The first section describes the predominance of the European system in a floodtide of expansion from the sixteenth century onwards, which united the whole world for the first time in a single economic, strategic, and political unit. The process whereby non-European states came to take their place as members of the same society, accepting its rules and institutions, is the subject of the second part; and the third section examines the repudiation of European, Russian, and American domination by states and peoples of the Third World and the consequent movement away from a system based on European hegemony. The last part is concerning with the new international order that has emerged from the ebb tide of European dominance, and focuses on a central question. Has the geographical expansion of international society led to a contradiction of the consensus about common interests, rules, and institutions on which an international society proper must rest? Or can we say that the old European
system has been modified and developed in such a way that a new, genuinely universal, and non-hegemonial structure for international relations has taken root?

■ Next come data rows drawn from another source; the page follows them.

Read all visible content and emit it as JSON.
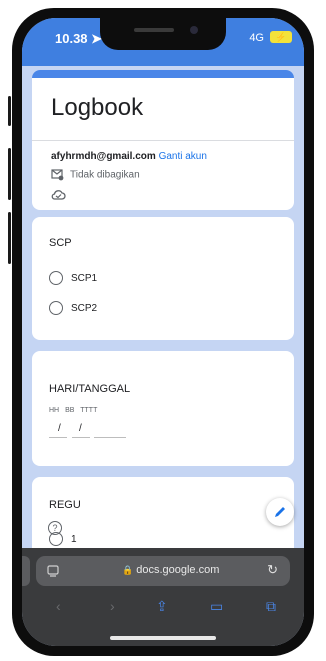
{
  "status_bar": {
    "time": "10.38",
    "network": "4G"
  },
  "form": {
    "title": "Logbook",
    "account_email": "afyhrmdh@gmail.com",
    "switch_account_label": "Ganti akun",
    "share_status": "Tidak dibagikan"
  },
  "questions": {
    "scp": {
      "title": "SCP",
      "options": [
        "SCP1",
        "SCP2"
      ]
    },
    "date": {
      "title": "HARI/TANGGAL",
      "field_labels": [
        "HH",
        "BB",
        "TTTT"
      ],
      "separators": [
        "/",
        "/"
      ]
    },
    "regu": {
      "title": "REGU",
      "options": [
        "1"
      ]
    }
  },
  "browser": {
    "url": "docs.google.com"
  },
  "colors": {
    "accent": "#4a86e8",
    "status_bar": "#3f7fe0",
    "background": "#c5d5f3",
    "link": "#1a73e8",
    "browser_chrome": "#3a3b3d"
  },
  "icons": [
    "navigation-arrow-icon",
    "battery-charging-icon",
    "mail-share-icon",
    "cloud-icon",
    "edit-pencil-icon",
    "help-icon",
    "tabs-icon",
    "lock-icon",
    "reload-icon",
    "back-icon",
    "forward-icon",
    "share-icon",
    "bookmarks-icon",
    "tabs-overview-icon"
  ]
}
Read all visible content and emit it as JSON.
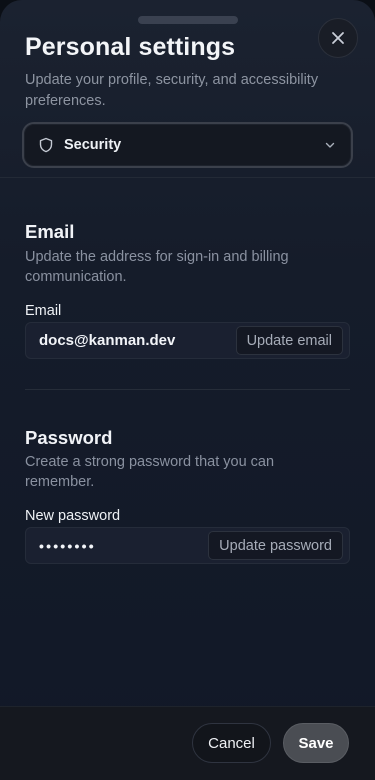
{
  "sheet": {
    "title": "Personal settings",
    "subtitle": "Update your profile, security, and accessibility preferences."
  },
  "close": {
    "icon": "close-icon"
  },
  "section_select": {
    "icon": "shield-icon",
    "selected": "Security",
    "chevron": "chevron-down-icon"
  },
  "email_section": {
    "title": "Email",
    "description": "Update the address for sign-in and billing communication.",
    "field_label": "Email",
    "value": "docs@kanman.dev",
    "action_label": "Update email"
  },
  "password_section": {
    "title": "Password",
    "description": "Create a strong password that you can remember.",
    "field_label": "New password",
    "value": "••••••••",
    "action_label": "Update password"
  },
  "footer": {
    "cancel_label": "Cancel",
    "save_label": "Save"
  }
}
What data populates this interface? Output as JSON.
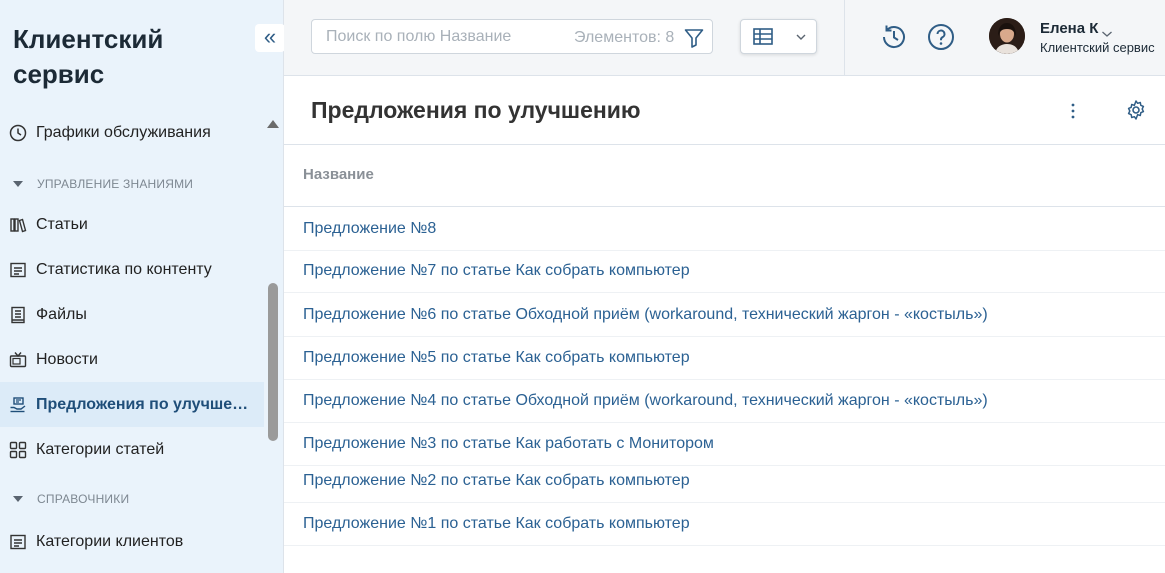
{
  "sidebar": {
    "app_title": "Клиентский сервис",
    "collapse_glyph": "«",
    "items": [
      {
        "label": "Графики обслуживания",
        "icon": "clock-icon"
      },
      {
        "label": "Статьи",
        "icon": "books-icon"
      },
      {
        "label": "Статистика по контенту",
        "icon": "list-icon"
      },
      {
        "label": "Файлы",
        "icon": "document-icon"
      },
      {
        "label": "Новости",
        "icon": "tv-icon"
      },
      {
        "label": "Предложения по улучшен...",
        "icon": "hand-icon",
        "active": true
      },
      {
        "label": "Категории статей",
        "icon": "grid-icon"
      },
      {
        "label": "Категории клиентов",
        "icon": "list-icon"
      }
    ],
    "sections": [
      {
        "label": "УПРАВЛЕНИЕ ЗНАНИЯМИ"
      },
      {
        "label": "СПРАВОЧНИКИ"
      }
    ]
  },
  "header": {
    "search_placeholder": "Поиск по полю Название",
    "search_count": "Элементов: 8",
    "user_name": "Елена К",
    "user_role": "Клиентский сервис"
  },
  "main": {
    "title": "Предложения по улучшению",
    "column_header": "Название",
    "rows": [
      "Предложение №8",
      "Предложение №7  по статье Как собрать компьютер",
      "Предложение №6 по статье Обходной приём (workaround, технический жаргон - «костыль»)",
      "Предложение №5  по статье Как собрать компьютер",
      "Предложение №4 по статье Обходной приём (workaround, технический жаргон - «костыль»)",
      "Предложение №3 по статье Как работать с Монитором",
      "Предложение №2 по статье Как собрать компьютер",
      "Предложение №1 по статье Как собрать компьютер"
    ]
  },
  "colors": {
    "sidebar_bg": "#eaf3fb",
    "active_item_bg": "#dcebf8",
    "link": "#2b6193",
    "icon_accent": "#2f5d86"
  }
}
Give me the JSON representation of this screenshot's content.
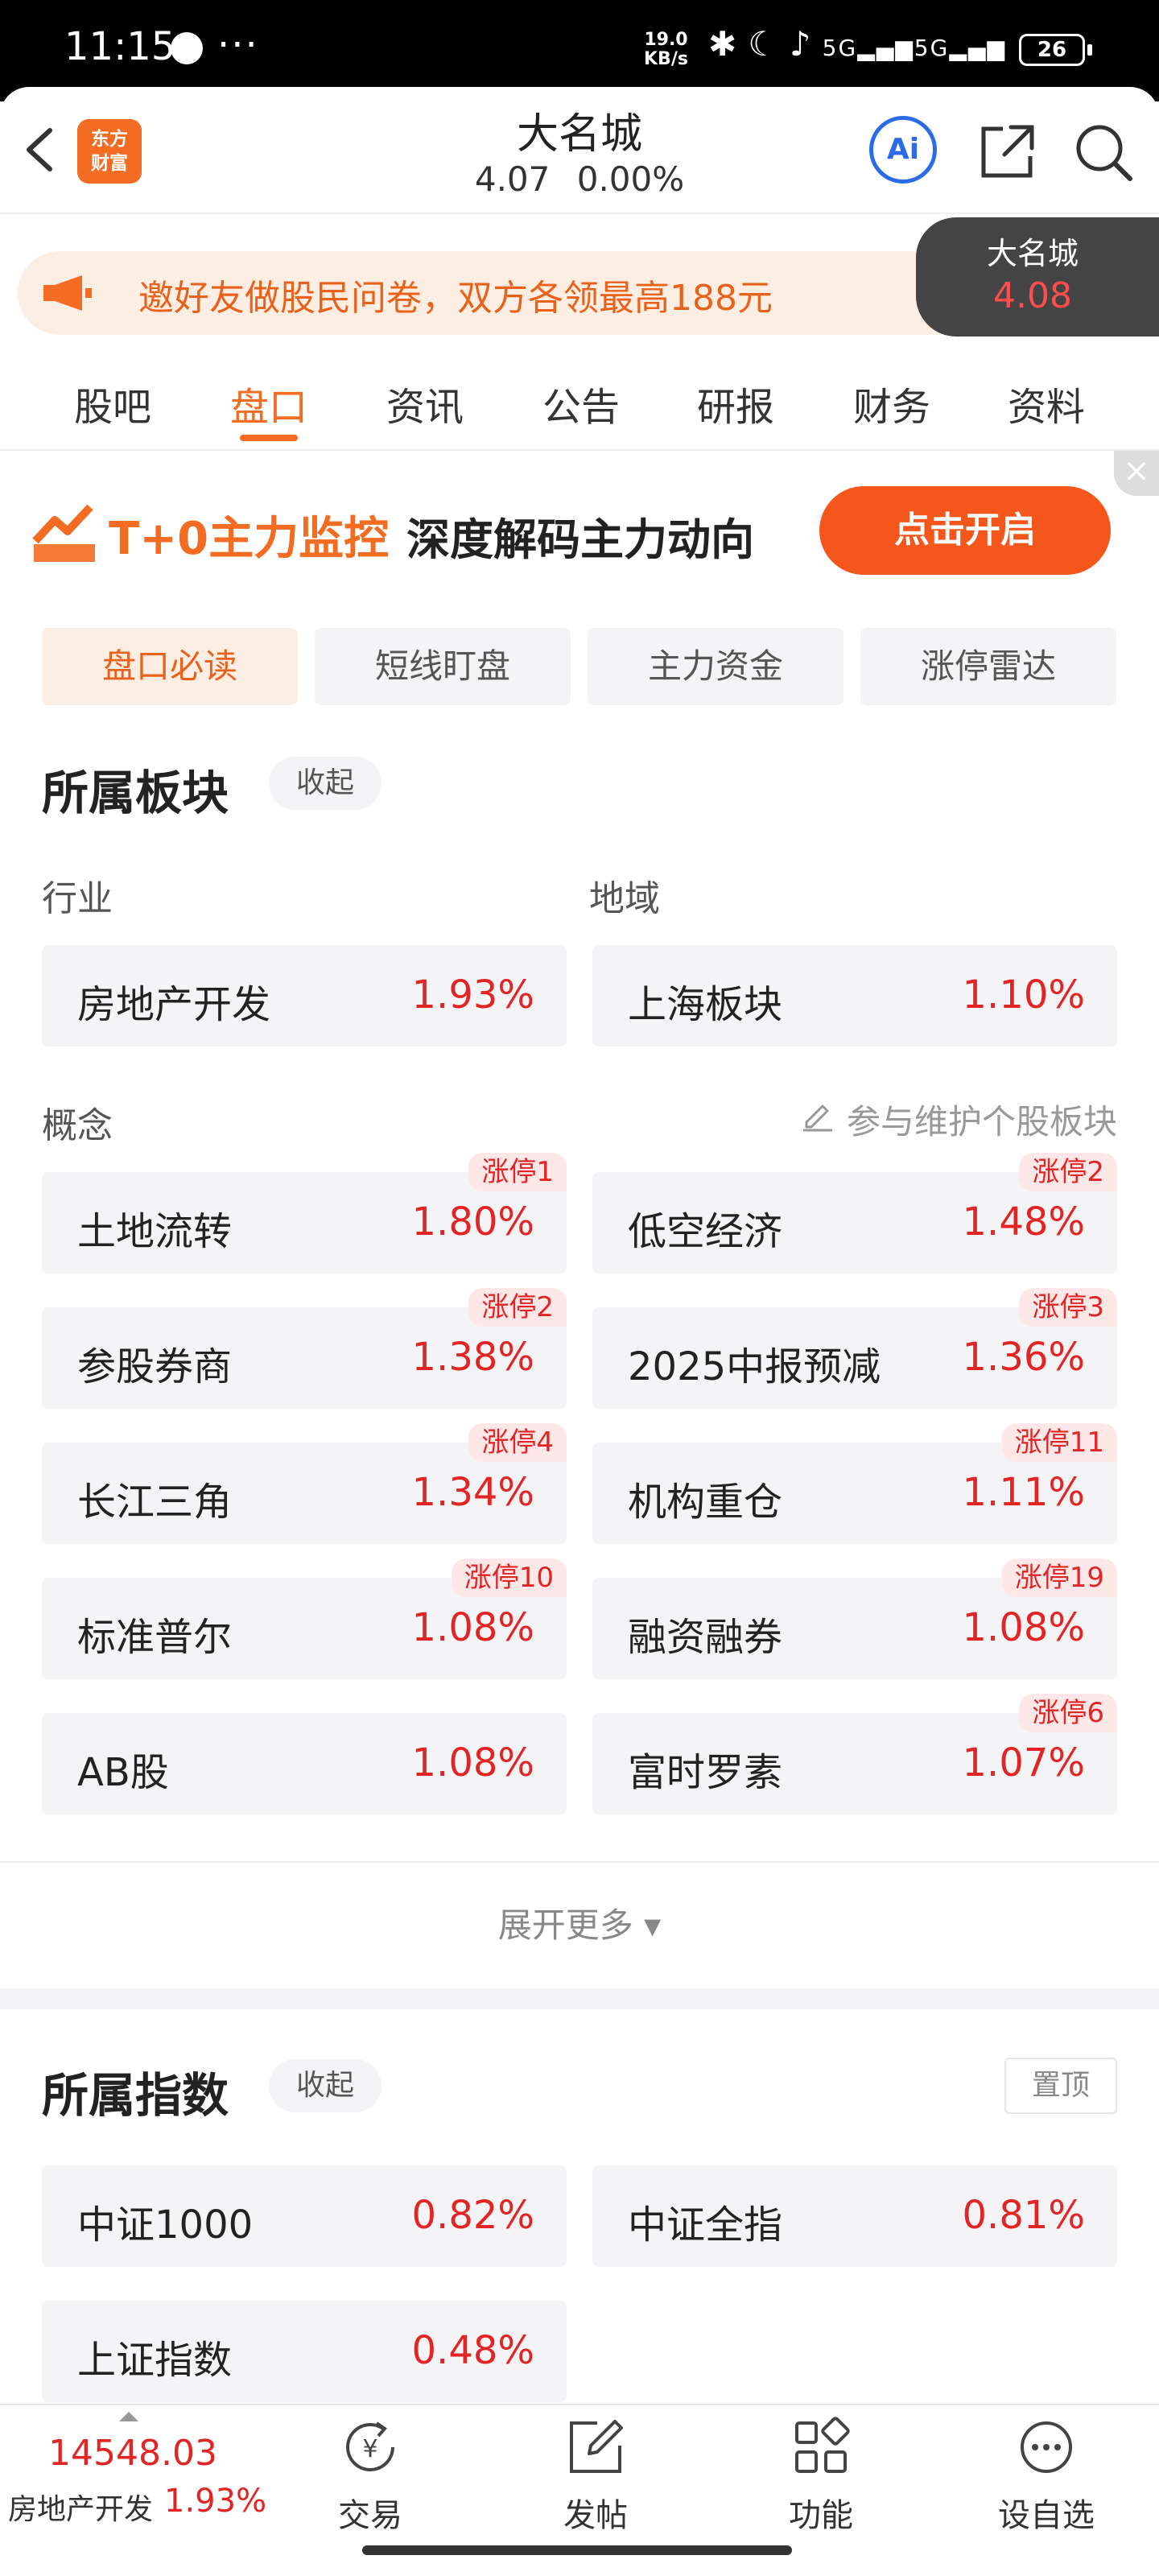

A new foreword by Andrew Hurrell examines the impact of this seminal work and sets its continued contribution in context.